So I did find something, although it isn't the most elegant solution and it definitely doesn't work everywhere, it has worked on my hardware so I figured I would share.
First, you have to get the address of the SATA Controller from the lspci command like Nikolai showed (the -D just shows the full domain numbers):
# lspci -D
0000:00:1f.2 SATA controller: Intel Corporation 82801IR 6 port SATA AHCI Controller
Now with this address (0000:00:1f.2) you can go into /sys.
In /sys/bus/pci/devices, your device should be listed:
# ls -l /sys/bus/pci/devices
lrwxrwxrwx 1 root root 0 Jan 14 12:35 0000:00:1f.2 -> ../../../devices/pci0000:00/0000:00:1f.2
Now in this directory there will be several hostX directories.
# ls -l /sys/bus/pci/devices/0000\:00\:1f.2/
drwxr-xr-x 4 root root 0 Jan 13 12:40 host0
drwxr-xr-x 4 root root 0 Jan 13 12:40 host1
drwxr-xr-x 3 root root 0 Jan 13 12:40 host2
drwxr-xr-x 3 root root 0 Jan 13 12:40 host3
drwxr-xr-x 3 root root 0 Jan 13 12:40 host4
drwxr-xr-x 4 root root 0 Jan 14 08:21 host5
In one of these hostX directories, there will be a targetX:X:X directory.

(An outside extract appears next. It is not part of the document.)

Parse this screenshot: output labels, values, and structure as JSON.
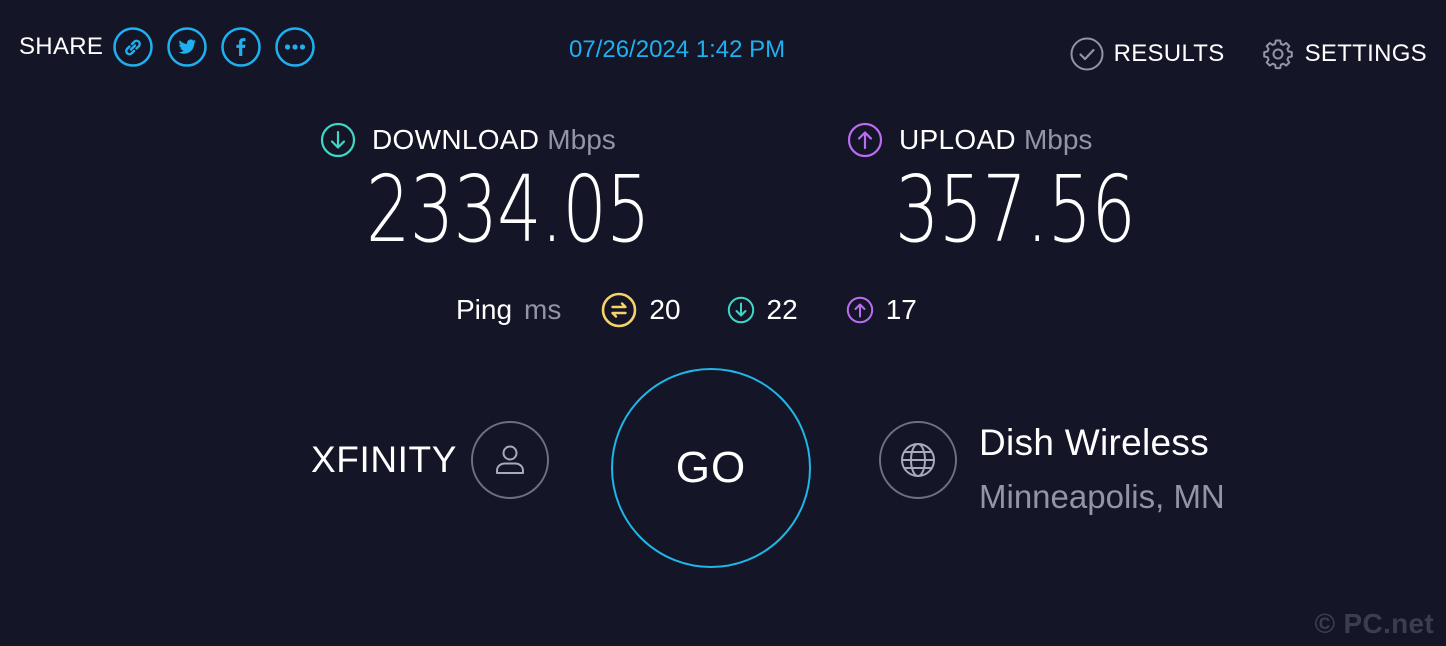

This targetX:X:X directory will then have a directory called X:X:X:X (the X's are numbers that can vary).
# ls -R /sys/bus/pci/devices/0000\:00\:1f.2/host0
power scsi_host:host0 target0:0:0 uevent

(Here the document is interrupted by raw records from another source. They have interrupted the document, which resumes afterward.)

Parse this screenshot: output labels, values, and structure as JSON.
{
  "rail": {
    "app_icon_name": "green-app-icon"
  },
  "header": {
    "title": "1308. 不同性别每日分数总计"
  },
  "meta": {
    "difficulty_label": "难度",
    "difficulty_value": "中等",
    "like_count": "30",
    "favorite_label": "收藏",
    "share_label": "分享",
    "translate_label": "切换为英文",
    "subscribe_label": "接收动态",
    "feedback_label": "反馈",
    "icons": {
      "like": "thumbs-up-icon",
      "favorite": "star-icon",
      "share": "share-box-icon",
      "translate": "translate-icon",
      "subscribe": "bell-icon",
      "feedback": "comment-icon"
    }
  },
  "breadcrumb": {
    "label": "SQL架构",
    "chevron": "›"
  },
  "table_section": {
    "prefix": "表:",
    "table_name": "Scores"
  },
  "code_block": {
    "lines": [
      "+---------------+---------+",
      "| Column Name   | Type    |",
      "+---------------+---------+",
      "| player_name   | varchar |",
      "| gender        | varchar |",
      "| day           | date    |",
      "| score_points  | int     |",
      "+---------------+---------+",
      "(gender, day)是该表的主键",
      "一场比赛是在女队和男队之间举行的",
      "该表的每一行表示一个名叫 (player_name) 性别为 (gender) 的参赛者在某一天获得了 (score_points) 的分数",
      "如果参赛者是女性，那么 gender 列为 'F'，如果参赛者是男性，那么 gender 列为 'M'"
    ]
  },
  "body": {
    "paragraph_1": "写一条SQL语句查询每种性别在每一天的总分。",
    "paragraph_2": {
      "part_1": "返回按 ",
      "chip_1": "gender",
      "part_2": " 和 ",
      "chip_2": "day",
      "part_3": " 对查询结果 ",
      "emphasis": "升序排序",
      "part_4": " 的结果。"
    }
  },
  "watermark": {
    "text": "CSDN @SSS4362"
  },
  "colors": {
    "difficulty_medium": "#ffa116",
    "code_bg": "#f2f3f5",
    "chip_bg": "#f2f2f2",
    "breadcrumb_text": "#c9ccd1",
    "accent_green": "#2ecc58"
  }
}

0:0:0:0 power uevent
In the X:X:X:X directory, there is a link named "block:sdX" (where X is a letter). This sdX is the name of the drive that this directory corresponds to.
# ls -l /sys/bus/pci/devices/0000\:00\:1f.2/host0/target0\:0\:0/0\:0\:0\:0/
lrwxrwxrwx 1 root root 0 Jan 14 15:01 block:sda -> ../../../../../../block/sda
So /dev/sda corresponds to host 0 on the SATA Controller at 0000:00:1f.2. Now to find the address that we can use to talk to /dev/sda through inb() and outb() commands, we look in the file named "resource" in /sys/bus/pci/devices/0000:00:1f.2/.
# cat /sys/bus/pci/devices/0000\:00\:1f.2/resource
0x000000000000fe00 0x000000000000fe07 0x0000000000000101
0x000000000000fe10 0x000000000000fe13 0x0000000000000101
0x000000000000fe20 0x000000000000fe27 0x0000000000000101
0x000000000000fe30 0x000000000000fe33 0x0000000000000101
0x000000000000fec0 0x000000000000fedf 0x0000000000000101
0x00000000ff970000 0x00000000ff9707ff 0x0000000000000200
0x0000000000000000 0x0000000000000000 0x0000000000000000
The address we are looking for is fe00, which is on the first line. We want the first line because it is host 0, if it were host 1, we would look on the second line, and host 2 the third line, and so on. The host number was given by the hostX directory that we found earlier. Each line in the resource file is separated into 3 columns:
Column 1 = beginning address
Column 2 = end address
Column 3 = flags
So this is how I get from /dev/sda to 0xfe00 in order to send commands to the device.
If anybody know any better way to do this, I am all ears...